══ Data records ══

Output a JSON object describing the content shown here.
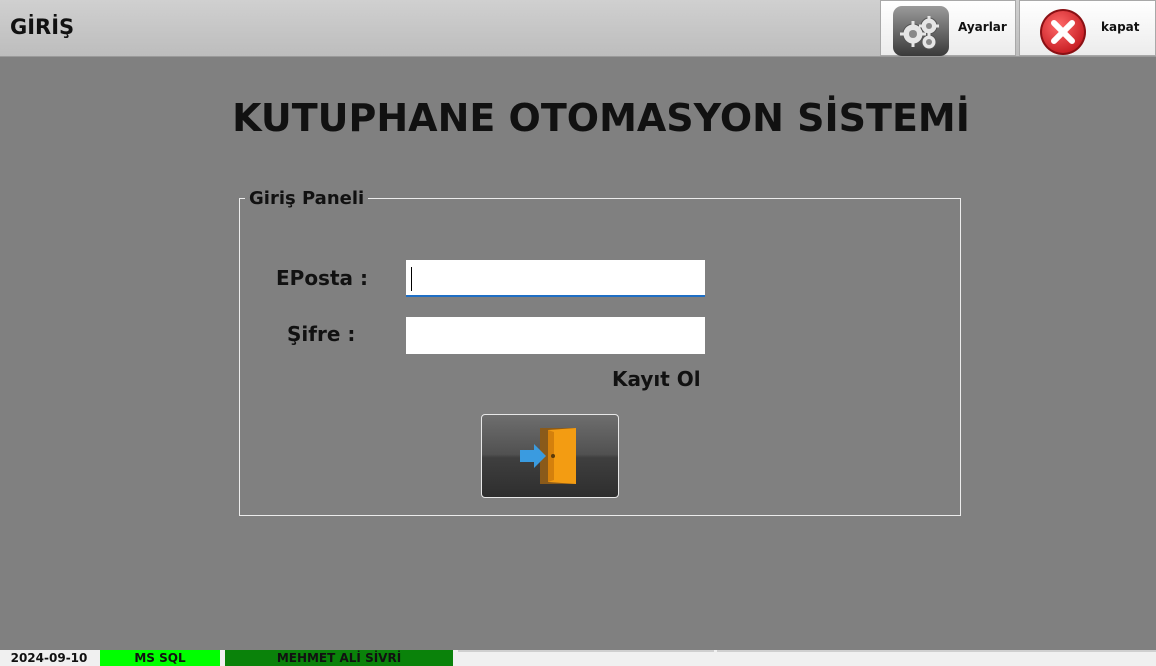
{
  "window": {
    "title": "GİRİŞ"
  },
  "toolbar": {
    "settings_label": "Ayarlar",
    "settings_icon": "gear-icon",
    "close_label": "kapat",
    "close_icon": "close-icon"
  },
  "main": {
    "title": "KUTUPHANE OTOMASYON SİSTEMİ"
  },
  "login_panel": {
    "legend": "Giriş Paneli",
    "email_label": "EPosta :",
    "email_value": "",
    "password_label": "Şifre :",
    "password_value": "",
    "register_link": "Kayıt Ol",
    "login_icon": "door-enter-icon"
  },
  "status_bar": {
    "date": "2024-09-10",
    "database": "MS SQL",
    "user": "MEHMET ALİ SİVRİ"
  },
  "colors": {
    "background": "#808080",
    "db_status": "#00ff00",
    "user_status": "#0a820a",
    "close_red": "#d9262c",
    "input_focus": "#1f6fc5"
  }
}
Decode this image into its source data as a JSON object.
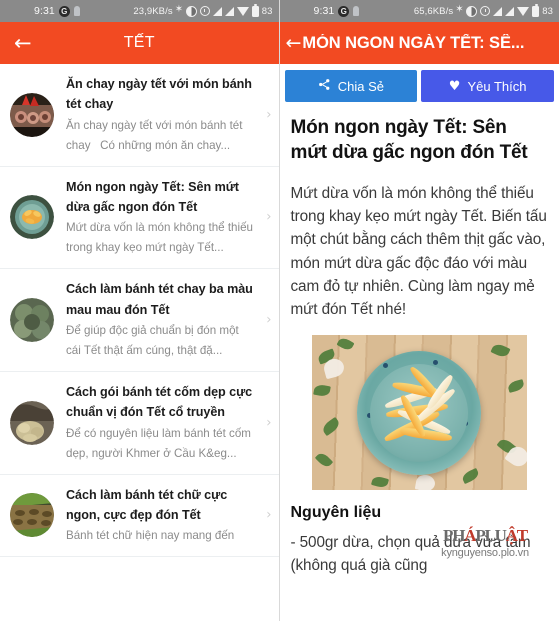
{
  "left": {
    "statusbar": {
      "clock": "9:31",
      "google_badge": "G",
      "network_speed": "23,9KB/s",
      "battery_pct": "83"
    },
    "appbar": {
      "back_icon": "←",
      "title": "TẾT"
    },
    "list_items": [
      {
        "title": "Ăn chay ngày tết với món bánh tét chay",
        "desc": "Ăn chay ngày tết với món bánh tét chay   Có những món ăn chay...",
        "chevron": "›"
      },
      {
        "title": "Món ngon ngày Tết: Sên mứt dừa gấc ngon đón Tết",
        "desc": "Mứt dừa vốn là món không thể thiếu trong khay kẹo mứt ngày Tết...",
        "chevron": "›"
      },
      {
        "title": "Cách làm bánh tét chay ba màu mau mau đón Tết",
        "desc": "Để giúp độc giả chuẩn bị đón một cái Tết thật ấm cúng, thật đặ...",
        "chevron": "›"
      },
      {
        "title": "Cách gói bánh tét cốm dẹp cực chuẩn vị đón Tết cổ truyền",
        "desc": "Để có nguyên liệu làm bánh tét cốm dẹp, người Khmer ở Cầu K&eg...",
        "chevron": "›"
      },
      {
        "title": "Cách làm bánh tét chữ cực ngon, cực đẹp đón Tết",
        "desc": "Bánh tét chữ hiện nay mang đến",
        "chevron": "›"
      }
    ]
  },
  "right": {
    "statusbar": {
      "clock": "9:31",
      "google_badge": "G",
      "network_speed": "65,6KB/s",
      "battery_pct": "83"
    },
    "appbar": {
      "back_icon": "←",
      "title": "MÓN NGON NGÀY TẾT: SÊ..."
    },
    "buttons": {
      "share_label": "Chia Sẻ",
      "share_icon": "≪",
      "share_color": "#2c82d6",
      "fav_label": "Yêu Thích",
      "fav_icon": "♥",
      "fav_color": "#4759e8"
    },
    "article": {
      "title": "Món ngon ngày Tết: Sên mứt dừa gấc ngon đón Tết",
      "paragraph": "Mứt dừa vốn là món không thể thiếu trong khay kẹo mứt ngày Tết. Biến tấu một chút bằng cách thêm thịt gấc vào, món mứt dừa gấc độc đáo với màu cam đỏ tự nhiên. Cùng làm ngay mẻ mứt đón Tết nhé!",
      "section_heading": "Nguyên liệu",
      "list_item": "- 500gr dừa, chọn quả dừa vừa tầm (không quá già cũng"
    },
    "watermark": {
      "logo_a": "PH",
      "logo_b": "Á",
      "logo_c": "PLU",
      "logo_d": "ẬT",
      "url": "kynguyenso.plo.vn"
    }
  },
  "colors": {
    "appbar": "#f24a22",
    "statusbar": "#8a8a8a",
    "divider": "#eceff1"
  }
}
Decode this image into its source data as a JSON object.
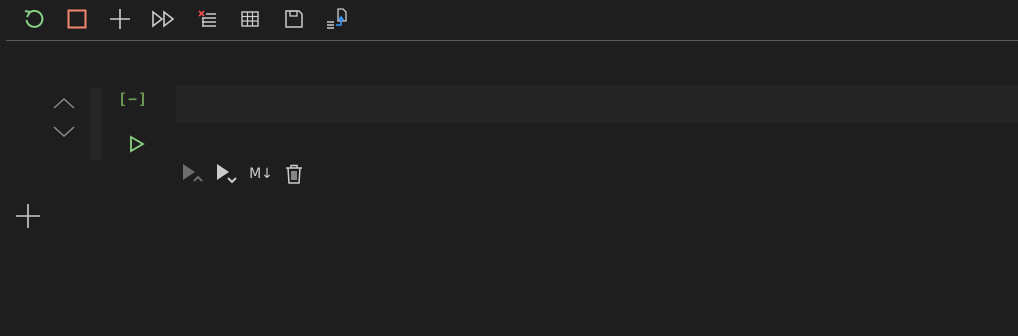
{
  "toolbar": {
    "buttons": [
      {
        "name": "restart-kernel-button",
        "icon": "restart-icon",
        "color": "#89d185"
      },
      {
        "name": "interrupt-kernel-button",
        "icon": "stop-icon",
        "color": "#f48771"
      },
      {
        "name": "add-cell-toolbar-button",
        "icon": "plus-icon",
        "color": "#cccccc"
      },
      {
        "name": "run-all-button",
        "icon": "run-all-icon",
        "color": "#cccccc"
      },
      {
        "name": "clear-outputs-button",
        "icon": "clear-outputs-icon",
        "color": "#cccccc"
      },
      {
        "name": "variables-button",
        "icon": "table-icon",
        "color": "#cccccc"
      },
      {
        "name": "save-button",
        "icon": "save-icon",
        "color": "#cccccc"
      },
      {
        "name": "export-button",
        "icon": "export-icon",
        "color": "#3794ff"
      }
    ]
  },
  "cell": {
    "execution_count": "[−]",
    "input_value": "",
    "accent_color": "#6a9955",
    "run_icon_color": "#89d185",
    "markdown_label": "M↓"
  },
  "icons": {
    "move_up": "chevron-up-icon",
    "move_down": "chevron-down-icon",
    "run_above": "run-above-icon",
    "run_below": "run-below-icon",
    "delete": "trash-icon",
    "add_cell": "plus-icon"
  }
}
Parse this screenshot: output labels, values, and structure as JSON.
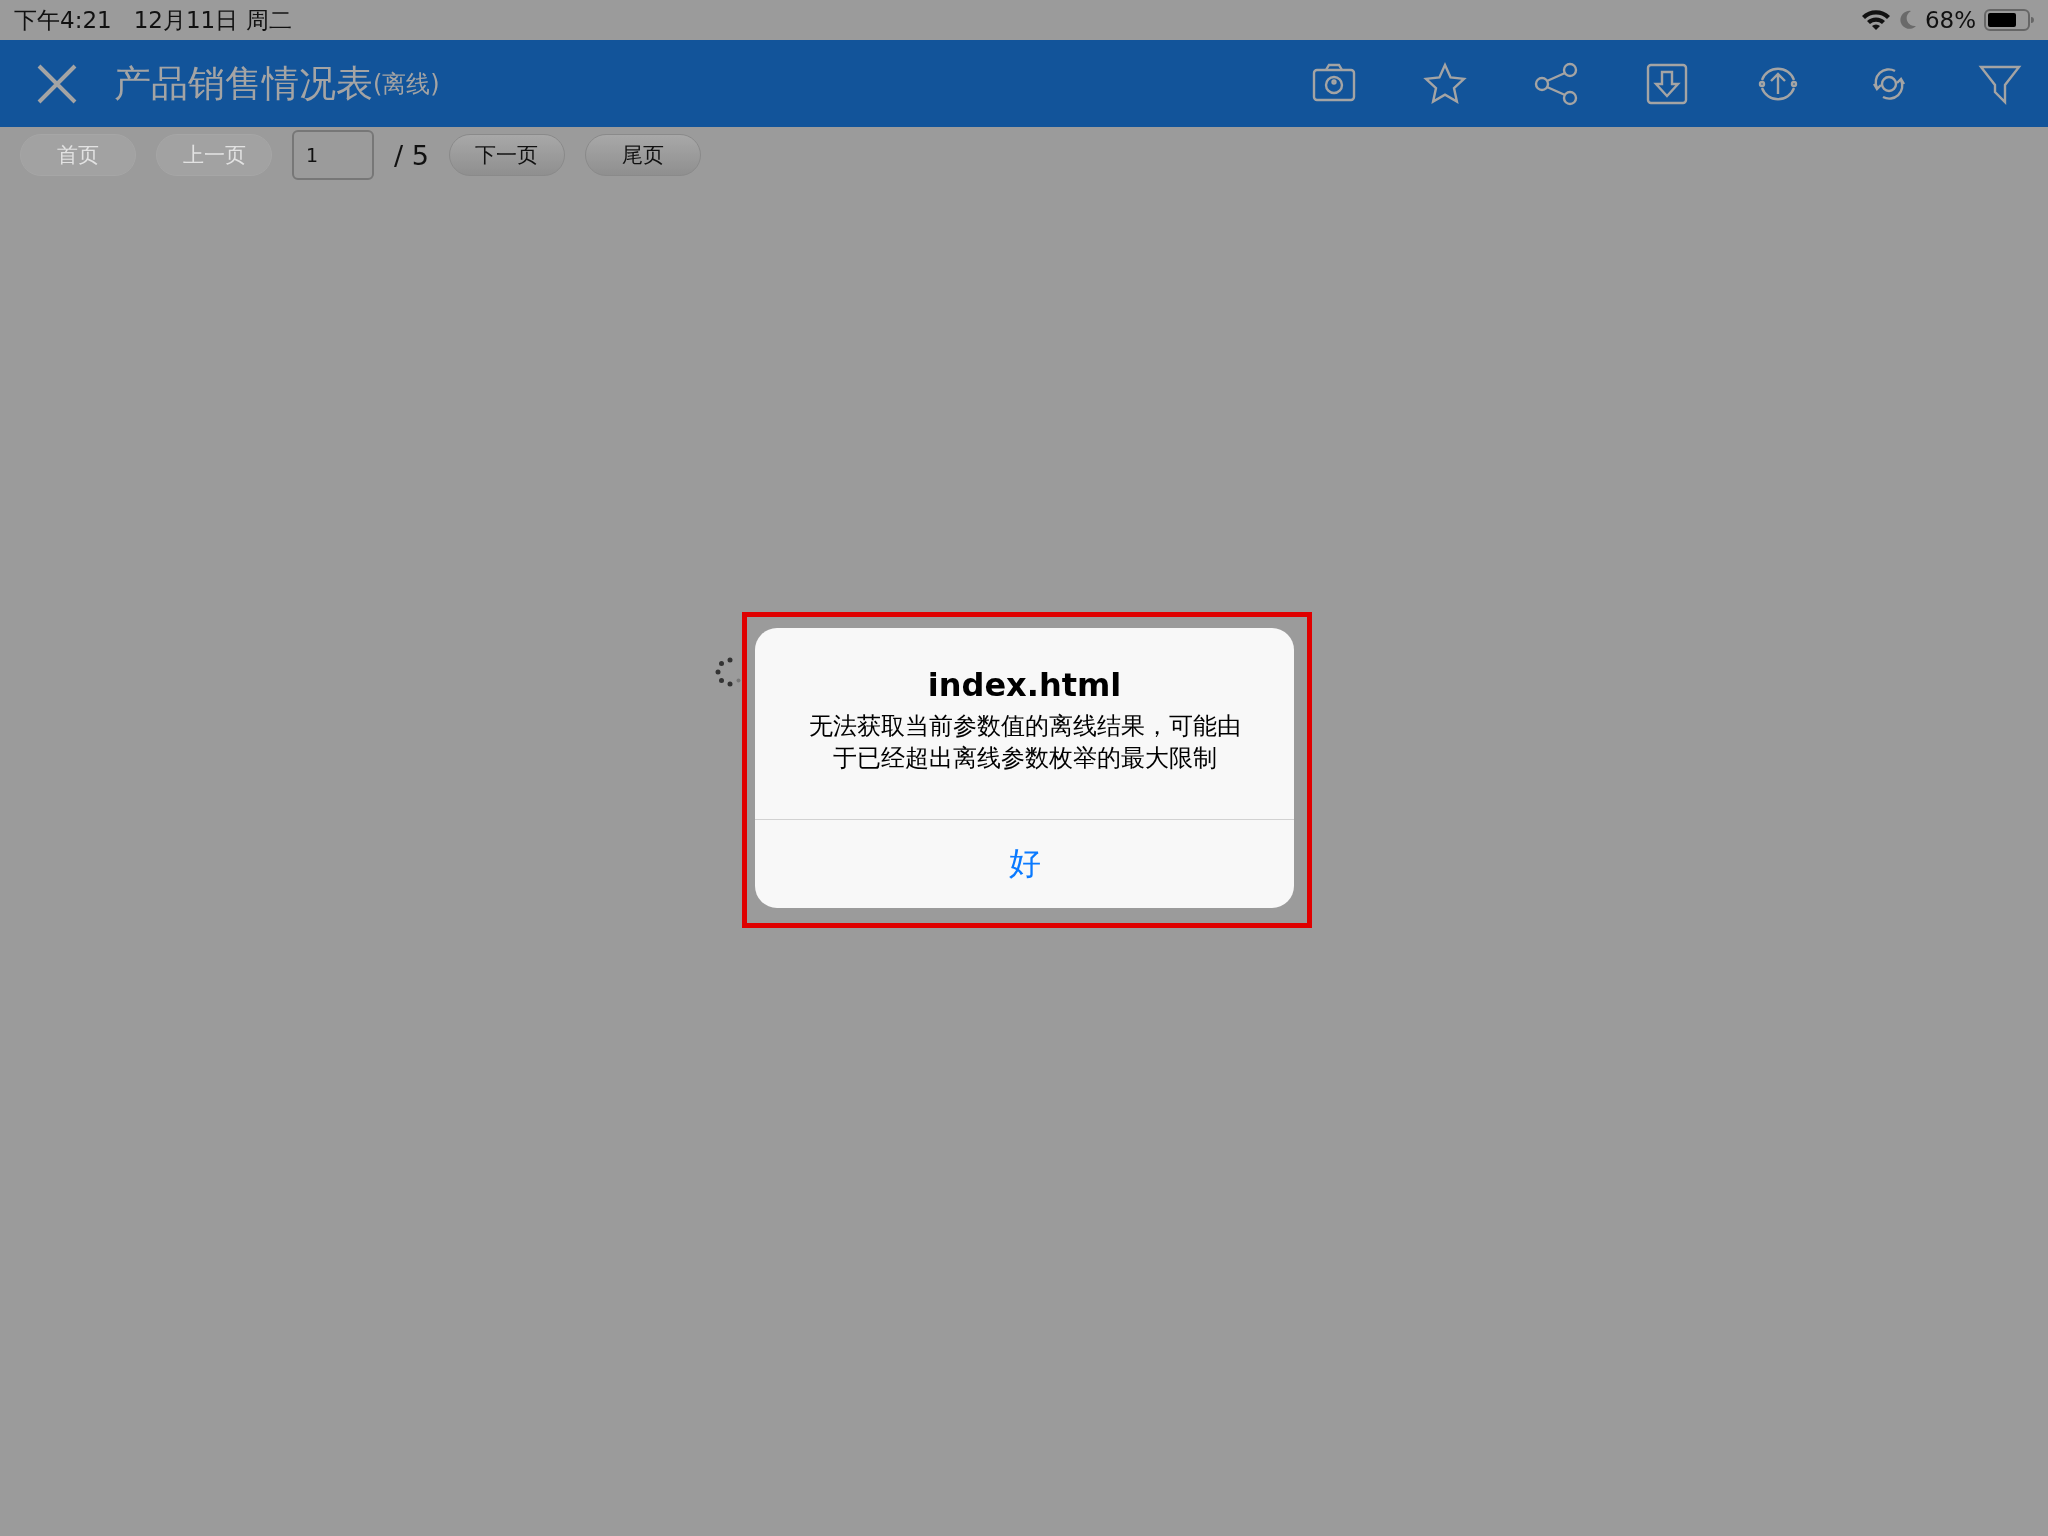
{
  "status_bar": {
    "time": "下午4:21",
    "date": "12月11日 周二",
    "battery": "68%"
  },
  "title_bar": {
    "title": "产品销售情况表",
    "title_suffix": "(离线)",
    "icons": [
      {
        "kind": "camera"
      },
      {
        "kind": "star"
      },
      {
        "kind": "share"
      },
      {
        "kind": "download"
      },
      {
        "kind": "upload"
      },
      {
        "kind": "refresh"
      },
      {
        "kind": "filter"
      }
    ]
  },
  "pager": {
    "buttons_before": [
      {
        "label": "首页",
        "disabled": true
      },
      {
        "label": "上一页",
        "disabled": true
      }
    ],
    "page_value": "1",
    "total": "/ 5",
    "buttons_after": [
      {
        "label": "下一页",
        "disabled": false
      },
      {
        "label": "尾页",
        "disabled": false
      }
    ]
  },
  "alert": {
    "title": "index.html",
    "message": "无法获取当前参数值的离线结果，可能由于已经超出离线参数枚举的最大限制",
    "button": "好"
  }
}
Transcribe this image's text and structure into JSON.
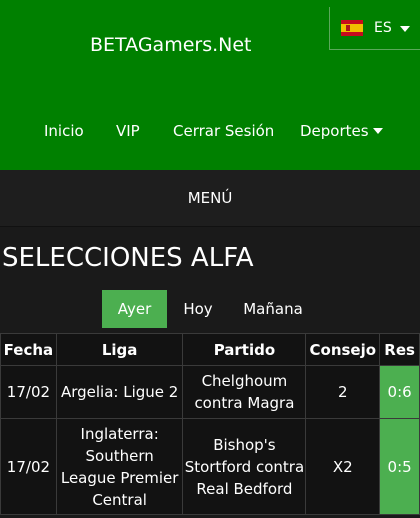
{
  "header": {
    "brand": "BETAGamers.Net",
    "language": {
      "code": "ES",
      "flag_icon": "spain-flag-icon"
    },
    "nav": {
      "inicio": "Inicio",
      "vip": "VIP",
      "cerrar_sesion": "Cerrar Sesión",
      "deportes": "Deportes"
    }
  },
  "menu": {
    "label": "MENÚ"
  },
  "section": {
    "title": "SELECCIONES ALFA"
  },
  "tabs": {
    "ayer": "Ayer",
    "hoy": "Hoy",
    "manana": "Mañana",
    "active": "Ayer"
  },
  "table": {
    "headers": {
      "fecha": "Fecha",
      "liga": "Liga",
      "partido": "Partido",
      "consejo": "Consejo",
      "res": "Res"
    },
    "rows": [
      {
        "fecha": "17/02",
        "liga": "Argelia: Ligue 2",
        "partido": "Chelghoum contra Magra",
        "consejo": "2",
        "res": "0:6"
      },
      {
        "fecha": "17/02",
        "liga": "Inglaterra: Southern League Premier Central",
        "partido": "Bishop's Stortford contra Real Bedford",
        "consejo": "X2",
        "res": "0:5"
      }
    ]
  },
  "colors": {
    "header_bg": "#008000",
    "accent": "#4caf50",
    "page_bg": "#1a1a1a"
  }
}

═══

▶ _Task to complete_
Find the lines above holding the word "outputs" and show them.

▶ _Solved problem_
        "name": "clear-outputs-button",
        "icon": "clear-outputs-icon",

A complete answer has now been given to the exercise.